- [Prompt] Repeat every line of the material that follows, word for word.
+ + +
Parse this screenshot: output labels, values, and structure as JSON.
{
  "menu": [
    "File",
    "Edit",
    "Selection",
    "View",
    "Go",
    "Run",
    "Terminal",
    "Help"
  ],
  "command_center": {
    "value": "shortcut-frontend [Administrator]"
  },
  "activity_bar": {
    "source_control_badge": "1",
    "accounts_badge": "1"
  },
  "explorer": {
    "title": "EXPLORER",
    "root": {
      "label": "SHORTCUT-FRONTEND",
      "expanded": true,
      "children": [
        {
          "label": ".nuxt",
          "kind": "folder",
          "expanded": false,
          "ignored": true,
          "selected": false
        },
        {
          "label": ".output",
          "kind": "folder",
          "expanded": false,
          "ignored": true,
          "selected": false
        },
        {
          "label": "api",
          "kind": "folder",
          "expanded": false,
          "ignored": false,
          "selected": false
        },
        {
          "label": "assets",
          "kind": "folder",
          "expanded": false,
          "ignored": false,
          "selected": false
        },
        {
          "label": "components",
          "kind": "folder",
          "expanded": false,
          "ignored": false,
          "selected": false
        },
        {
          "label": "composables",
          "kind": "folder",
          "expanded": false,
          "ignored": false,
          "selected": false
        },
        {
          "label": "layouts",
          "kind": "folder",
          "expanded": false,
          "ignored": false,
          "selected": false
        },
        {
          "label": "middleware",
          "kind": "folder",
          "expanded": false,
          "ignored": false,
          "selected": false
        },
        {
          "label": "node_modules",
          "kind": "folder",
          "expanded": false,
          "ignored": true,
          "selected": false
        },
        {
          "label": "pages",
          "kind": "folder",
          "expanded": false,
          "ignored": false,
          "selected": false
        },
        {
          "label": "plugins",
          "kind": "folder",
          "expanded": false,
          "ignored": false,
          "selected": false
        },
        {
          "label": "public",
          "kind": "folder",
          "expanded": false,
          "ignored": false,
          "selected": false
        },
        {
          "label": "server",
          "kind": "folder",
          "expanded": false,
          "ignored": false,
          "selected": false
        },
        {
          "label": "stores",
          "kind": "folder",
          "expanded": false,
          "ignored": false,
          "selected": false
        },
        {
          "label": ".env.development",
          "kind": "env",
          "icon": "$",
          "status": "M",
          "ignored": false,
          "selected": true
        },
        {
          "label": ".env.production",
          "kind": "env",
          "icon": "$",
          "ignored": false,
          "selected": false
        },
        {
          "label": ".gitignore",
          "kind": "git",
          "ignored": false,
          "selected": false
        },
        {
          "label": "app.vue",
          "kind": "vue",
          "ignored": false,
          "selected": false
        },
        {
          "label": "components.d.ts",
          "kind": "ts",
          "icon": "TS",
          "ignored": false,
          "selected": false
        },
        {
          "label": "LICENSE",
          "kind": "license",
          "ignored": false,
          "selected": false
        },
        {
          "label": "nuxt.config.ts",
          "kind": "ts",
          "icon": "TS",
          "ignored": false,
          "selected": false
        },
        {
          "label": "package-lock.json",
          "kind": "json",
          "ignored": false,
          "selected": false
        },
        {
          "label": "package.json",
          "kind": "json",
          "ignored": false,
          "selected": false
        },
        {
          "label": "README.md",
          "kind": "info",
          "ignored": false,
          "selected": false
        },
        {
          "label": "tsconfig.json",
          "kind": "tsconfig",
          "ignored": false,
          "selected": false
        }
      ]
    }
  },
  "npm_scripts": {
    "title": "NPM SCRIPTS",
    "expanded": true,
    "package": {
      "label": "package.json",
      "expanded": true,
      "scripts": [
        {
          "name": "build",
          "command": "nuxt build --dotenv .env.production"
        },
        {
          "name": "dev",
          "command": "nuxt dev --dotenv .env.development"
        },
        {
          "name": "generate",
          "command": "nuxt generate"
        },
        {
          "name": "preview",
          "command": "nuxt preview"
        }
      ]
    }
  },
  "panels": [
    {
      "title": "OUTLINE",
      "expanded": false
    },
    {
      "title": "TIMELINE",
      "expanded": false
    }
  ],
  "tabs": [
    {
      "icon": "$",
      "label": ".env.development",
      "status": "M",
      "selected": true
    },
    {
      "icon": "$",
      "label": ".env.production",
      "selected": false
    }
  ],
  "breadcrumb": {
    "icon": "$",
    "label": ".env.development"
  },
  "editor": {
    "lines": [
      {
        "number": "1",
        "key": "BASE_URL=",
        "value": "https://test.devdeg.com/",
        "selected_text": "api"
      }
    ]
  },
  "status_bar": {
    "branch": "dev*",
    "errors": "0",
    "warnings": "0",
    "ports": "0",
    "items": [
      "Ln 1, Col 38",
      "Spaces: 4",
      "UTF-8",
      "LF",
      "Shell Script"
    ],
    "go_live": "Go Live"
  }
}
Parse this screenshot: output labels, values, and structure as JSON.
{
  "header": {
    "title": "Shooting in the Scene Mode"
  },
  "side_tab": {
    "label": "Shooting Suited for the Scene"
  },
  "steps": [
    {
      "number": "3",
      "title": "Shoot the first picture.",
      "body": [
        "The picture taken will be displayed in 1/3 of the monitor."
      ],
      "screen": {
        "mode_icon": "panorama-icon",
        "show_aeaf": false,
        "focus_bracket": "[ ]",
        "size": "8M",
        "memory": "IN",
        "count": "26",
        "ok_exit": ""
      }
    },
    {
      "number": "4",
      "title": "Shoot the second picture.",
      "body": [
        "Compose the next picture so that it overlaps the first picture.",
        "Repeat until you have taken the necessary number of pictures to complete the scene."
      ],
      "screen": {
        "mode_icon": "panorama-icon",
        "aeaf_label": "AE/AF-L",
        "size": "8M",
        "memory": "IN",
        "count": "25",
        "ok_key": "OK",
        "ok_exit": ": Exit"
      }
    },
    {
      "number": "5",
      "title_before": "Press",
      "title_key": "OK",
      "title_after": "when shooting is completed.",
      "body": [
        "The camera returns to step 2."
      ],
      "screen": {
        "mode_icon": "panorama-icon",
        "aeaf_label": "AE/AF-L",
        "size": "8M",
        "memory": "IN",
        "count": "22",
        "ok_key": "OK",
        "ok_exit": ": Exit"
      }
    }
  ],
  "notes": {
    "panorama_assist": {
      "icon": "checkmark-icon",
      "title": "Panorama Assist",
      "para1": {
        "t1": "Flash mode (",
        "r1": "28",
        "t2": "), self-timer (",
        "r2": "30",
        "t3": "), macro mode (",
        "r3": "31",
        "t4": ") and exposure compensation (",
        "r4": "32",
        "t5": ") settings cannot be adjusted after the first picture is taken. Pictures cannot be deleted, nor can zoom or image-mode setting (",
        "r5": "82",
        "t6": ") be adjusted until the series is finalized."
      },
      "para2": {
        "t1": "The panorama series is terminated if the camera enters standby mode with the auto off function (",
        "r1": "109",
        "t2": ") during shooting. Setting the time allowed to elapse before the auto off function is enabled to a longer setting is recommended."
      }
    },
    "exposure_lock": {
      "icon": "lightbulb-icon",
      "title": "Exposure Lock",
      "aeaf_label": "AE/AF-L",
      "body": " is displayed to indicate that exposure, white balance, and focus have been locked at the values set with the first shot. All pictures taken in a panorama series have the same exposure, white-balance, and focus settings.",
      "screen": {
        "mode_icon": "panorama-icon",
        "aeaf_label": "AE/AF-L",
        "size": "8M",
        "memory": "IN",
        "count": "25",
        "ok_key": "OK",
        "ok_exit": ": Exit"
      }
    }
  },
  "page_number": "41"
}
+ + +
- [Result]
Parse this screenshot: output labels, values, and structure as JSON.
{
  "menu": [
    "File",
    "Edit",
    "Selection",
    "View",
    "Go",
    "Run",
    "Terminal",
    "Help"
  ],
  "command_center": {
    "value": "shortcut-frontend [Administrator]"
  },
  "activity_bar": {
    "source_control_badge": "1",
    "accounts_badge": "1"
  },
  "explorer": {
    "title": "EXPLORER",
    "root": {
      "label": "SHORTCUT-FRONTEND",
      "expanded": true,
      "children": [
        {
          "label": ".nuxt",
          "kind": "folder",
          "expanded": false,
          "ignored": true,
          "selected": false
        },
        {
          "label": ".output",
          "kind": "folder",
          "expanded": false,
          "ignored": true,
          "selected": false
        },
        {
          "label": "api",
          "kind": "folder",
          "expanded": false,
          "ignored": false,
          "selected": false
        },
        {
          "label": "assets",
          "kind": "folder",
          "expanded": false,
          "ignored": false,
          "selected": false
        },
        {
          "label": "components",
          "kind": "folder",
          "expanded": false,
          "ignored": false,
          "selected": false
        },
        {
          "label": "composables",
          "kind": "folder",
          "expanded": false,
          "ignored": false,
          "selected": false
        },
        {
          "label": "layouts",
          "kind": "folder",
          "expanded": false,
          "ignored": false,
          "selected": false
        },
        {
          "label": "middleware",
          "kind": "folder",
          "expanded": false,
          "ignored": false,
          "selected": false
        },
        {
          "label": "node_modules",
          "kind": "folder",
          "expanded": false,
          "ignored": true,
          "selected": false
        },
        {
          "label": "pages",
          "kind": "folder",
          "expanded": false,
          "ignored": false,
          "selected": false
        },
        {
          "label": "plugins",
          "kind": "folder",
          "expanded": false,
          "ignored": false,
          "selected": false
        },
        {
          "label": "public",
          "kind": "folder",
          "expanded": false,
          "ignored": false,
          "selected": false
        },
        {
          "label": "server",
          "kind": "folder",
          "expanded": false,
          "ignored": false,
          "selected": false
        },
        {
          "label": "stores",
          "kind": "folder",
          "expanded": false,
          "ignored": false,
          "selected": false
        },
        {
          "label": ".env.development",
          "kind": "env",
          "icon": "$",
          "status": "M",
          "ignored": false,
          "selected": true
        },
        {
          "label": ".env.production",
          "kind": "env",
          "icon": "$",
          "ignored": false,
          "selected": false
        },
        {
          "label": ".gitignore",
          "kind": "git",
          "ignored": false,
          "selected": false
        },
        {
          "label": "app.vue",
          "kind": "vue",
          "ignored": false,
          "selected": false
        },
        {
          "label": "components.d.ts",
          "kind": "ts",
          "icon": "TS",
          "ignored": false,
          "selected": false
        },
        {
          "label": "LICENSE",
          "kind": "license",
          "ignored": false,
          "selected": false
        },
        {
          "label": "nuxt.config.ts",
          "kind": "ts",
          "icon": "TS",
          "ignored": false,
          "selected": false
        },
        {
          "label": "package-lock.json",
          "kind": "json",
          "ignored": false,
          "selected": false
        },
        {
          "label": "package.json",
          "kind": "json",
          "ignored": false,
          "selected": false
        },
        {
          "label": "README.md",
          "kind": "info",
          "ignored": false,
          "selected": false
        },
        {
          "label": "tsconfig.json",
          "kind": "tsconfig",
          "ignored": false,
          "selected": false
        }
      ]
    }
  },
  "npm_scripts": {
    "title": "NPM SCRIPTS",
    "expanded": true,
    "package": {
      "label": "package.json",
      "expanded": true,
      "scripts": [
        {
          "name": "build",
          "command": "nuxt build --dotenv .env.production"
        },
        {
          "name": "dev",
          "command": "nuxt dev --dotenv .env.development"
        },
        {
          "name": "generate",
          "command": "nuxt generate"
        },
        {
          "name": "preview",
          "command": "nuxt preview"
        }
      ]
    }
  },
  "panels": [
    {
      "title": "OUTLINE",
      "expanded": false
    },
    {
      "title": "TIMELINE",
      "expanded": false
    }
  ],
  "tabs": [
    {
      "icon": "$",
      "label": ".env.development",
      "status": "M",
      "selected": true
    },
    {
      "icon": "$",
      "label": ".env.production",
      "selected": false
    }
  ],
  "breadcrumb": {
    "icon": "$",
    "label": ".env.development"
  },
  "editor": {
    "lines": [
      {
        "number": "1",
        "key": "BASE_URL=",
        "value": "https://test.devdeg.com/",
        "selected_text": "api"
      }
    ]
  },
  "status_bar": {
    "branch": "dev*",
    "errors": "0",
    "warnings": "0",
    "ports": "0",
    "items": [
      "Ln 1, Col 38",
      "Spaces: 4",
      "UTF-8",
      "LF",
      "Shell Script"
    ],
    "go_live": "Go Live"
  }
}
Parse this screenshot: output labels, values, and structure as JSON.
{
  "header": {
    "title": "Shooting in the Scene Mode"
  },
  "side_tab": {
    "label": "Shooting Suited for the Scene"
  },
  "steps": [
    {
      "number": "3",
      "title": "Shoot the first picture.",
      "body": [
        "The picture taken will be displayed in 1/3 of the monitor."
      ],
      "screen": {
        "mode_icon": "panorama-icon",
        "show_aeaf": false,
        "focus_bracket": "[ ]",
        "size": "8M",
        "memory": "IN",
        "count": "26",
        "ok_exit": ""
      }
    },
    {
      "number": "4",
      "title": "Shoot the second picture.",
      "body": [
        "Compose the next picture so that it overlaps the first picture.",
        "Repeat until you have taken the necessary number of pictures to complete the scene."
      ],
      "screen": {
        "mode_icon": "panorama-icon",
        "aeaf_label": "AE/AF-L",
        "size": "8M",
        "memory": "IN",
        "count": "25",
        "ok_key": "OK",
        "ok_exit": ": Exit"
      }
    },
    {
      "number": "5",
      "title_before": "Press",
      "title_key": "OK",
      "title_after": "when shooting is completed.",
      "body": [
        "The camera returns to step 2."
      ],
      "screen": {
        "mode_icon": "panorama-icon",
        "aeaf_label": "AE/AF-L",
        "size": "8M",
        "memory": "IN",
        "count": "22",
        "ok_key": "OK",
        "ok_exit": ": Exit"
      }
    }
  ],
  "notes": {
    "panorama_assist": {
      "icon": "checkmark-icon",
      "title": "Panorama Assist",
      "para1": {
        "t1": "Flash mode (",
        "r1": "28",
        "t2": "), self-timer (",
        "r2": "30",
        "t3": "), macro mode (",
        "r3": "31",
        "t4": ") and exposure compensation (",
        "r4": "32",
        "t5": ") settings cannot be adjusted after the first picture is taken. Pictures cannot be deleted, nor can zoom or image-mode setting (",
        "r5": "82",
        "t6": ") be adjusted until the series is finalized."
      },
      "para2": {
        "t1": "The panorama series is terminated if the camera enters standby mode with the auto off function (",
        "r1": "109",
        "t2": ") during shooting. Setting the time allowed to elapse before the auto off function is enabled to a longer setting is recommended."
      }
    },
    "exposure_lock": {
      "icon": "lightbulb-icon",
      "title": "Exposure Lock",
      "aeaf_label": "AE/AF-L",
      "body": " is displayed to indicate that exposure, white balance, and focus have been locked at the values set with the first shot. All pictures taken in a panorama series have the same exposure, white-balance, and focus settings.",
      "screen": {
        "mode_icon": "panorama-icon",
        "aeaf_label": "AE/AF-L",
        "size": "8M",
        "memory": "IN",
        "count": "25",
        "ok_key": "OK",
        "ok_exit": ": Exit"
      }
    }
  },
  "page_number": "41"
}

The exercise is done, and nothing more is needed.